What is needed:
Print the listing as it stands, omitting all images.

Records shown:

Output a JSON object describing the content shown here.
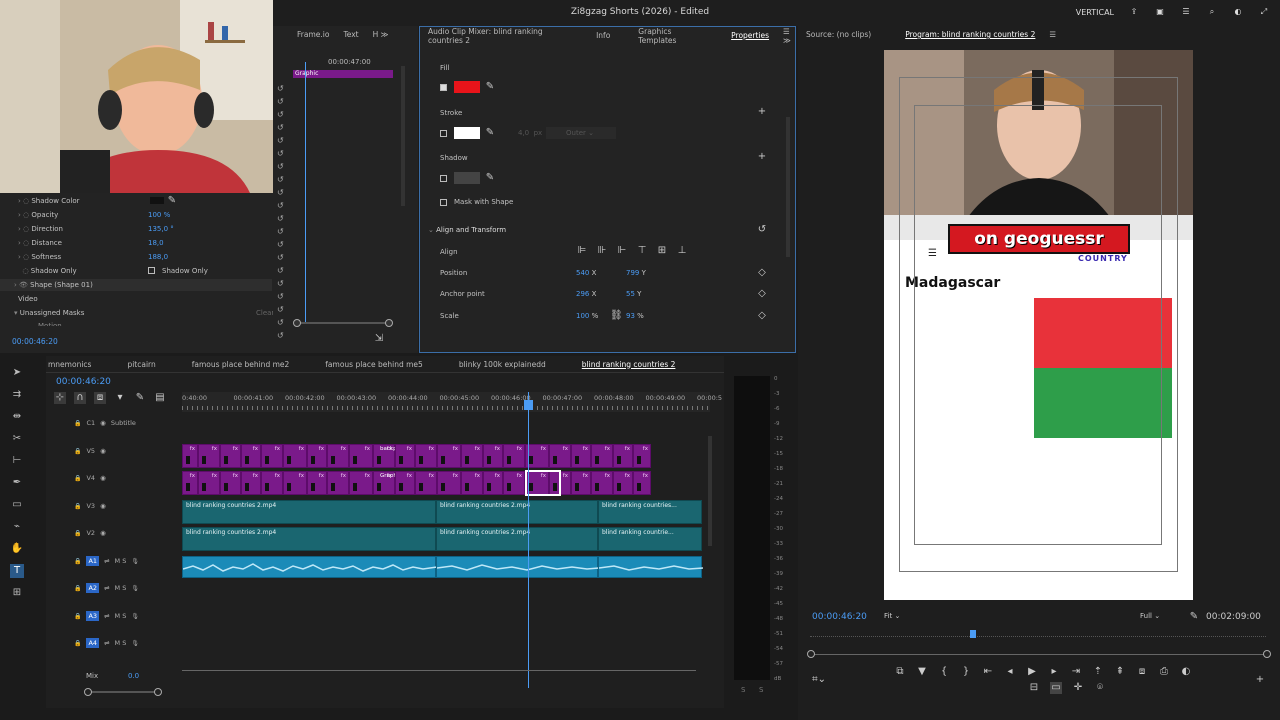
{
  "app": {
    "title": "Zi8gzag Shorts (2026) - Edited",
    "workspace": "VERTICAL"
  },
  "effects_panel": {
    "tabs": [
      "Frame.io",
      "Text"
    ],
    "mini_clip_label": "Graphic",
    "mini_time": "00:00:47:00",
    "rows": [
      {
        "label": "Shadow Color",
        "value": ""
      },
      {
        "label": "Opacity",
        "value": "100 %"
      },
      {
        "label": "Direction",
        "value": "135,0 °"
      },
      {
        "label": "Distance",
        "value": "18,0"
      },
      {
        "label": "Softness",
        "value": "188,0"
      },
      {
        "label": "Shadow Only",
        "value": "Shadow Only"
      }
    ],
    "shape_row": "Shape (Shape 01)",
    "video_label": "Video",
    "masks_label": "Unassigned Masks",
    "clear_all": "Clear all",
    "motion_label": "Motion",
    "timecode": "00:00:46:20"
  },
  "properties_panel": {
    "tabs": [
      "Audio Clip Mixer: blind ranking countries 2",
      "Info",
      "Graphics Templates",
      "Properties"
    ],
    "fill_label": "Fill",
    "fill_color": "#e8141a",
    "stroke_label": "Stroke",
    "stroke_width": "4,0",
    "stroke_unit": "px",
    "stroke_type": "Outer",
    "shadow_label": "Shadow",
    "mask_label": "Mask with Shape",
    "align_transform": "Align and Transform",
    "align_label": "Align",
    "position_label": "Position",
    "position_x": "540",
    "position_y": "799",
    "anchor_label": "Anchor point",
    "anchor_x": "296",
    "anchor_y": "55",
    "scale_label": "Scale",
    "scale_x": "100",
    "scale_y": "93",
    "x": "X",
    "y": "Y",
    "pct": "%"
  },
  "program_monitor": {
    "source_tab": "Source: (no clips)",
    "program_tab": "Program: blind ranking countries 2",
    "banner_text": "on geoguessr",
    "banner_sub": "COUNTRY",
    "country_name": "Madagascar",
    "timecode": "00:00:46:20",
    "fit": "Fit",
    "quality": "Full",
    "duration": "00:02:09:00"
  },
  "timeline": {
    "tabs": [
      "mnemonics",
      "pitcairn",
      "famous place behind me2",
      "famous place behind me5",
      "blinky 100k explainedd",
      "blind ranking countries 2"
    ],
    "timecode": "00:00:46:20",
    "ruler_labels": [
      "0:40:00",
      "00:00:41:00",
      "00:00:42:00",
      "00:00:43:00",
      "00:00:44:00",
      "00:00:45:00",
      "00:00:46:00",
      "00:00:47:00",
      "00:00:48:00",
      "00:00:49:00",
      "00:00:5"
    ],
    "tracks": [
      {
        "id": "C1",
        "label": "Subtitle"
      },
      {
        "id": "V5",
        "label": ""
      },
      {
        "id": "V4",
        "label": ""
      },
      {
        "id": "V3",
        "label": ""
      },
      {
        "id": "V2",
        "label": ""
      },
      {
        "id": "A1",
        "label": "M  S"
      },
      {
        "id": "A2",
        "label": "M  S"
      },
      {
        "id": "A3",
        "label": "M  S"
      },
      {
        "id": "A4",
        "label": "M  S"
      }
    ],
    "mix_label": "Mix",
    "mix_value": "0.0",
    "clip_names": {
      "backp": "backp...",
      "graphic": "Graphic",
      "v3a": "blind ranking countries 2.mp4",
      "v3b": "blind ranking countries 2.mp4",
      "v3c": "blind ranking countries...",
      "v2a": "blind ranking countries 2.mp4",
      "v2b": "blind ranking countries 2.mp4",
      "v2c": "blind ranking countrie..."
    },
    "fx": "fx"
  },
  "audio_meter": {
    "labels": [
      "0",
      "-3",
      "-6",
      "-9",
      "-12",
      "-15",
      "-18",
      "-21",
      "-24",
      "-27",
      "-30",
      "-33",
      "-36",
      "-39",
      "-42",
      "-45",
      "-48",
      "-51",
      "-54",
      "-57",
      "dB"
    ],
    "solo": "S",
    "solo2": "S"
  },
  "colors": {
    "accent": "#4b9cf5",
    "video_clip": "#7a1a8a",
    "text_clip": "#1a6670",
    "audio_clip": "#1b8bb8",
    "flag_red": "#e8323a",
    "flag_green": "#2e9e4a"
  }
}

Answer to the problem:
Output a JSON object describing the content shown here.
{
  "app": {
    "title": "Zi8gzag Shorts (2026) - Edited",
    "workspace": "VERTICAL"
  },
  "effects_panel": {
    "tabs": [
      "Frame.io",
      "Text"
    ],
    "mini_clip_label": "Graphic",
    "mini_time": "00:00:47:00",
    "rows": [
      {
        "label": "Shadow Color",
        "value": ""
      },
      {
        "label": "Opacity",
        "value": "100 %"
      },
      {
        "label": "Direction",
        "value": "135,0 °"
      },
      {
        "label": "Distance",
        "value": "18,0"
      },
      {
        "label": "Softness",
        "value": "188,0"
      },
      {
        "label": "Shadow Only",
        "value": "Shadow Only"
      }
    ],
    "shape_row": "Shape (Shape 01)",
    "video_label": "Video",
    "masks_label": "Unassigned Masks",
    "clear_all": "Clear all",
    "motion_label": "Motion",
    "timecode": "00:00:46:20"
  },
  "properties_panel": {
    "tabs": [
      "Audio Clip Mixer: blind ranking countries 2",
      "Info",
      "Graphics Templates",
      "Properties"
    ],
    "fill_label": "Fill",
    "fill_color": "#e8141a",
    "stroke_label": "Stroke",
    "stroke_width": "4,0",
    "stroke_unit": "px",
    "stroke_type": "Outer",
    "shadow_label": "Shadow",
    "mask_label": "Mask with Shape",
    "align_transform": "Align and Transform",
    "align_label": "Align",
    "position_label": "Position",
    "position_x": "540",
    "position_y": "799",
    "anchor_label": "Anchor point",
    "anchor_x": "296",
    "anchor_y": "55",
    "scale_label": "Scale",
    "scale_x": "100",
    "scale_y": "93",
    "x": "X",
    "y": "Y",
    "pct": "%"
  },
  "program_monitor": {
    "source_tab": "Source: (no clips)",
    "program_tab": "Program: blind ranking countries 2",
    "banner_text": "on geoguessr",
    "banner_sub": "COUNTRY",
    "country_name": "Madagascar",
    "timecode": "00:00:46:20",
    "fit": "Fit",
    "quality": "Full",
    "duration": "00:02:09:00"
  },
  "timeline": {
    "tabs": [
      "mnemonics",
      "pitcairn",
      "famous place behind me2",
      "famous place behind me5",
      "blinky 100k explainedd",
      "blind ranking countries 2"
    ],
    "timecode": "00:00:46:20",
    "ruler_labels": [
      "0:40:00",
      "00:00:41:00",
      "00:00:42:00",
      "00:00:43:00",
      "00:00:44:00",
      "00:00:45:00",
      "00:00:46:00",
      "00:00:47:00",
      "00:00:48:00",
      "00:00:49:00",
      "00:00:5"
    ],
    "tracks": [
      {
        "id": "C1",
        "label": "Subtitle"
      },
      {
        "id": "V5",
        "label": ""
      },
      {
        "id": "V4",
        "label": ""
      },
      {
        "id": "V3",
        "label": ""
      },
      {
        "id": "V2",
        "label": ""
      },
      {
        "id": "A1",
        "label": "M  S"
      },
      {
        "id": "A2",
        "label": "M  S"
      },
      {
        "id": "A3",
        "label": "M  S"
      },
      {
        "id": "A4",
        "label": "M  S"
      }
    ],
    "mix_label": "Mix",
    "mix_value": "0.0",
    "clip_names": {
      "backp": "backp...",
      "graphic": "Graphic",
      "v3a": "blind ranking countries 2.mp4",
      "v3b": "blind ranking countries 2.mp4",
      "v3c": "blind ranking countries...",
      "v2a": "blind ranking countries 2.mp4",
      "v2b": "blind ranking countries 2.mp4",
      "v2c": "blind ranking countrie..."
    },
    "fx": "fx"
  },
  "audio_meter": {
    "labels": [
      "0",
      "-3",
      "-6",
      "-9",
      "-12",
      "-15",
      "-18",
      "-21",
      "-24",
      "-27",
      "-30",
      "-33",
      "-36",
      "-39",
      "-42",
      "-45",
      "-48",
      "-51",
      "-54",
      "-57",
      "dB"
    ],
    "solo": "S",
    "solo2": "S"
  },
  "colors": {
    "accent": "#4b9cf5",
    "video_clip": "#7a1a8a",
    "text_clip": "#1a6670",
    "audio_clip": "#1b8bb8",
    "flag_red": "#e8323a",
    "flag_green": "#2e9e4a"
  }
}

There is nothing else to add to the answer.